Through themed 3D printing sessions offered to 7-10 year old girls, MakerGirl shows girls that being creative and analytical are not mutually exclusive and that any passion (fashion, sports, etc.) can be combined with STEM to create solutions.  In a short 1.5 years, MakerGirl has gone from a pilot session in which 3 co-founders could barely do 3D prints on our own (due to a lack of previous practice) to a team of ~20 Change Makers inspiring 1200 girls across the nation to pursue STEM.  


The main driver for these accolades is the mentality that got us started:  just go for it.


In November of 2014, before our first session, the original co-founders and I were spending way too much time planning out every short-term and long-term aspect of MakerGirl (revenue, logistics, marketing, etc.) until Professor Isserman came to our desks and said, “Why don’t you just try a session?  That is the only way you will know if this is a valuable idea.”


Our first session was a trainwreck--there were 3 business majors trying to teach young girls how to use 3D printers when we were novices.  Not to mention, about 7 of the 10 printers were broken, and we couldn’t even complete the 10 minute prints for the girls to go home in time. . . but that was step 1.   We would not have known what we needed to learn without just going for the first session, even if it was chaotic.


The next semester, our demand grew to 6 sessions, and we gained new team members who were collegiate STEM leaders who embodied the MakerGirl core values (see below).  The next Summer, we were accepted into UIUC’s iVenture Accelerator to work on MakerGirl full-time for the summer.  We continued to gain more valuable Change Makers (team members) and connections which enabled us to inspire more MakerGirls.  All of this growth led us to thinking and dreaming bigger.


Thinking back to my childhood, while growing up in a small town, I did not have as many creative learning opportunities like MakerGirl so one of my goals was to bring the sessions to girls like myself.  This thought was one of the drivers #MakerGirlGoesMobile, a dream that we had to take the 3D printing sessions across the country to a diversity of girls.
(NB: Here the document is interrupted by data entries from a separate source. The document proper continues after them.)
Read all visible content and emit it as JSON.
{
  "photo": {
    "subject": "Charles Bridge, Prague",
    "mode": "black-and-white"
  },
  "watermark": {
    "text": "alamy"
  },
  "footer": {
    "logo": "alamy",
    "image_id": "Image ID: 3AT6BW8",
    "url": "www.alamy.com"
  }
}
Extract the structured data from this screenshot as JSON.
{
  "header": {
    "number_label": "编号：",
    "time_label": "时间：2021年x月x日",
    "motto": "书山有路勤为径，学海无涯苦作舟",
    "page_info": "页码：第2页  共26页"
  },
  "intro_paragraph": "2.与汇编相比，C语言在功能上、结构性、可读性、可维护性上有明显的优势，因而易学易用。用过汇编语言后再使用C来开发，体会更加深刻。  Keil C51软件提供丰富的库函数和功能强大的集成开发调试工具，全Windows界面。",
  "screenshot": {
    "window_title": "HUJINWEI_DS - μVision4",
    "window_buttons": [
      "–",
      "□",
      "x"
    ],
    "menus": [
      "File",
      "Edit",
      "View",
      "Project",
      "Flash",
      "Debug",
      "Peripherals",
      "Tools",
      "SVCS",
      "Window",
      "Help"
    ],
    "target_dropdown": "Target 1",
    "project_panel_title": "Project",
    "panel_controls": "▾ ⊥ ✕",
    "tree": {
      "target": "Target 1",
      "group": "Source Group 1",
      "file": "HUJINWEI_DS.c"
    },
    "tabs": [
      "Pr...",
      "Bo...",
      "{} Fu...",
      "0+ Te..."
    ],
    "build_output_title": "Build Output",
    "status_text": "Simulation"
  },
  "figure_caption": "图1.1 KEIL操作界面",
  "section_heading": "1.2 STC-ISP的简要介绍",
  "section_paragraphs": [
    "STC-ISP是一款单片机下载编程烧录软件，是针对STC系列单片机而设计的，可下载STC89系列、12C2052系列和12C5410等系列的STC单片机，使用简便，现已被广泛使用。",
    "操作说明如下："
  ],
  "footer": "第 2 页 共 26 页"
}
Again, we had no idea how we would raise over $50K to do the project or how we would attract all the girls or how we would even receive truck insurance, but we just did it.  After reaching $15K of the $30K Kickstarter, I had no idea how we would raise the last half since all of our resources seemed to be tapped.  Even after the Kickstarter, we had significant questions unanswered like getting an RV versus a trailer, but again, we figured it out as time progressed.


Throughout the mobile project, we have had mayors proclaiming MakerGirl holidays and e-mails stating that we have changed girls’ lives, and none of that would have been possible without Noah nudging us to just go for attempting the first session.


“Just do it”--sounds like a simple concept, and it is, but it is the only step to get started on a big journey.  It is a simple concept, taught by some of the world’s leading innovators like leaders of Google X as well as my friend and professor, Noah Isserman. It is how some of the world’s leading products and services get built.  It is how habits can be broken and formed.

After all, the journey of 1000 miles begins with a single 3D print. 




#MakerGirlGoesMobile could not have been possible without the support of our Kickstarter donors as well as our sponsors and partners:  Avant, Abbott Laboratories, Workiva, Hyatt, Parker Hannifan, Illinois MakerLab, Ultimaker, Johnson Controls, and Preemadonna.  If you are interested in starting a MakerGirl academy in your town, please e-mail me at